Tara Beagan arrived on the redeye from Toronto on Sunday morning, Native Earth’s annual playwrights’ workshop Weekesageechak Begins to Dance having concluded its 22th season the night before. A two week intensive collaboration between playwrights, choreographers, actors, directors and dramaturge, Weesageechak always ends with public “readings” of the new work. Well readings that are usually blocked out performances, and the actors often know their lines.
It was at Weesageechak that I first saw Dreary and Izzy, Tara’s play about sister love and loyalty across race, adoption and the ravages of foetal alcohol syndrome. The play went on to full production at Factory Studio Theatre in Toronto, and even before it opened the response from one corner of the Aboriginal community was to demand it be closed. The objection? Beagan was stereotyping the Aboriginal community by associating it with FAS.
The show went on. And Tara talked to us about being shocked herself when she learned about FAS. Despite its widespread effects, like many, she had had no idea. It was her sister, a schoolteacher in Alberta, who first described its effects to her, and this was the inspiration for Izzy, the adopted Native sister, and her younger “elder” sister Dreary.
The excerpt we read – I did the lines of Mrs. Harper, the white neighbour, and Tara did all the other voices – described the horror of newborns on withdrawal, as well as the grace in children like Izzy not understanding what they’ve lost. At the heart of the play is the relationship of the two sisters, characters who rise to the occasion, defying stereotype.
Tara talked about how real events can spark a play — as a review in the Toronto Star of Native Earth’s production of A Very Polite Genocide, or the Girl Who Fell to Earth did for Anatomy of an Indian. Despite the backgrounder Native Earth prepared for press coming to see the preview of the play, the review used the term Indian in the first sentence. Apparently the Star’s “style guide” overruled the use of Native. The term Indian, it claimed, “while objectionable to some, is perfectly useable.”

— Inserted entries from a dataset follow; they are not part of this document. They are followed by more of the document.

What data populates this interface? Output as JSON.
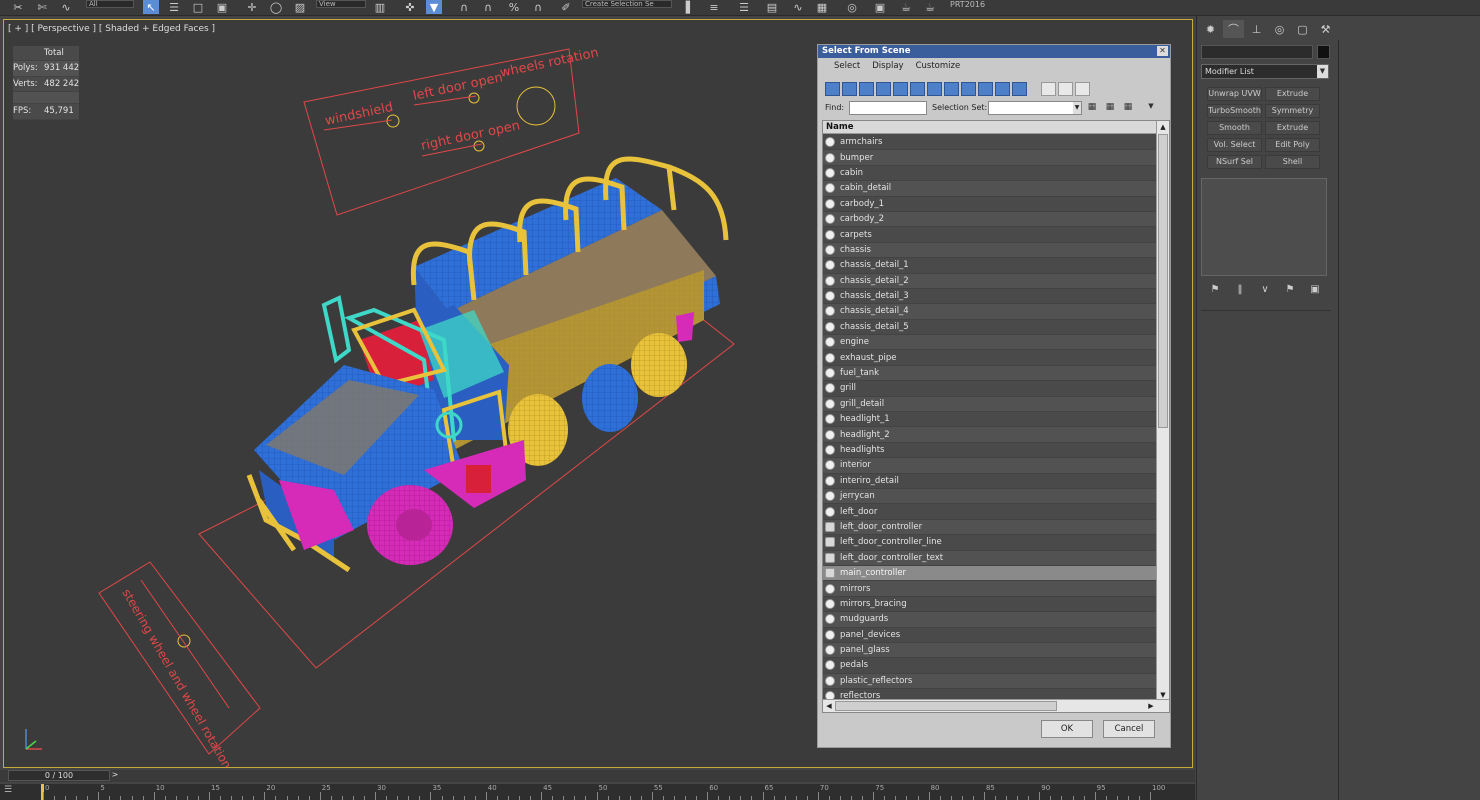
{
  "toolbar": {
    "filter_value": "All",
    "refcoord_value": "View",
    "selection_set": "Create Selection Se",
    "project_label": "PRT2016"
  },
  "viewport": {
    "label": "[ + ] [ Perspective ] [ Shaded + Edged Faces ]",
    "stats": {
      "total_label": "Total",
      "polys_label": "Polys:",
      "polys_value": "931 442",
      "verts_label": "Verts:",
      "verts_value": "482 242",
      "fps_label": "FPS:",
      "fps_value": "45,791"
    },
    "scene_labels": {
      "windshield": "windshield",
      "left_door_open": "left door open",
      "wheels_rotation": "wheels rotation",
      "right_door_open": "right door open",
      "steering": "steering wheel and wheel rotation"
    },
    "colors": {
      "wire_blue": "#2f6fd8",
      "wire_yellow": "#e8c23a",
      "wire_magenta": "#d62ab8",
      "wire_cyan": "#3fd8c8",
      "wire_red": "#d8203a",
      "helper_red": "#e04848"
    }
  },
  "timeline": {
    "frame": "0 / 100",
    "next": ">",
    "ticks": [
      "0",
      "5",
      "10",
      "15",
      "20",
      "25",
      "30",
      "35",
      "40",
      "45",
      "50",
      "55",
      "60",
      "65",
      "70",
      "75",
      "80",
      "85",
      "90",
      "95",
      "100"
    ]
  },
  "command_panel": {
    "modifier_list": "Modifier List",
    "buttons": [
      "Unwrap UVW",
      "Extrude",
      "TurboSmooth",
      "Symmetry",
      "Smooth",
      "Extrude",
      "Vol. Select",
      "Edit Poly",
      "NSurf Sel",
      "Shell"
    ]
  },
  "dialog": {
    "title": "Select From Scene",
    "menu": [
      "Select",
      "Display",
      "Customize"
    ],
    "find_label": "Find:",
    "selection_set_label": "Selection Set:",
    "column_name": "Name",
    "items": [
      {
        "name": "armchairs",
        "type": "geo"
      },
      {
        "name": "bumper",
        "type": "geo"
      },
      {
        "name": "cabin",
        "type": "geo"
      },
      {
        "name": "cabin_detail",
        "type": "geo"
      },
      {
        "name": "carbody_1",
        "type": "geo"
      },
      {
        "name": "carbody_2",
        "type": "geo"
      },
      {
        "name": "carpets",
        "type": "geo"
      },
      {
        "name": "chassis",
        "type": "geo"
      },
      {
        "name": "chassis_detail_1",
        "type": "geo"
      },
      {
        "name": "chassis_detail_2",
        "type": "geo"
      },
      {
        "name": "chassis_detail_3",
        "type": "geo"
      },
      {
        "name": "chassis_detail_4",
        "type": "geo"
      },
      {
        "name": "chassis_detail_5",
        "type": "geo"
      },
      {
        "name": "engine",
        "type": "geo"
      },
      {
        "name": "exhaust_pipe",
        "type": "geo"
      },
      {
        "name": "fuel_tank",
        "type": "geo"
      },
      {
        "name": "grill",
        "type": "geo"
      },
      {
        "name": "grill_detail",
        "type": "geo"
      },
      {
        "name": "headlight_1",
        "type": "geo"
      },
      {
        "name": "headlight_2",
        "type": "geo"
      },
      {
        "name": "headlights",
        "type": "geo"
      },
      {
        "name": "interior",
        "type": "geo"
      },
      {
        "name": "interiro_detail",
        "type": "geo"
      },
      {
        "name": "jerrycan",
        "type": "geo"
      },
      {
        "name": "left_door",
        "type": "geo"
      },
      {
        "name": "left_door_controller",
        "type": "helper"
      },
      {
        "name": "left_door_controller_line",
        "type": "helper"
      },
      {
        "name": "left_door_controller_text",
        "type": "helper"
      },
      {
        "name": "main_controller",
        "type": "helper",
        "selected": true
      },
      {
        "name": "mirrors",
        "type": "geo"
      },
      {
        "name": "mirrors_bracing",
        "type": "geo"
      },
      {
        "name": "mudguards",
        "type": "geo"
      },
      {
        "name": "panel_devices",
        "type": "geo"
      },
      {
        "name": "panel_glass",
        "type": "geo"
      },
      {
        "name": "pedals",
        "type": "geo"
      },
      {
        "name": "plastic_reflectors",
        "type": "geo"
      },
      {
        "name": "reflectors",
        "type": "geo"
      }
    ],
    "ok_label": "OK",
    "cancel_label": "Cancel"
  }
}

The great thing about drama is the way it can bring rhetoric down to the personal. The play involved the audience and two actors (one Caucasian, the other Lorne Cardinal) who test out how “useable” insulting epithets are in real life. Write your own worst insult on a label and see how you like hearing it announced from the stage…
Tara spoke of several other plays that do that, take a dead-serious issue and turn it whacky. In her short play Here, Boy, a gay couple and a homeless Native man who’s living in the park and trapping small animals for food are brought together when Maurice’s partner Dale decides to approach Jesse for an apology. Maurice, who’s inconsolable at the loss of his beloved pet dog , needs closure. (Seriously. )
In short, keep an eye open for Native theatre/performance going on near you. Don’t think that it’s only for Aboriginal audiences.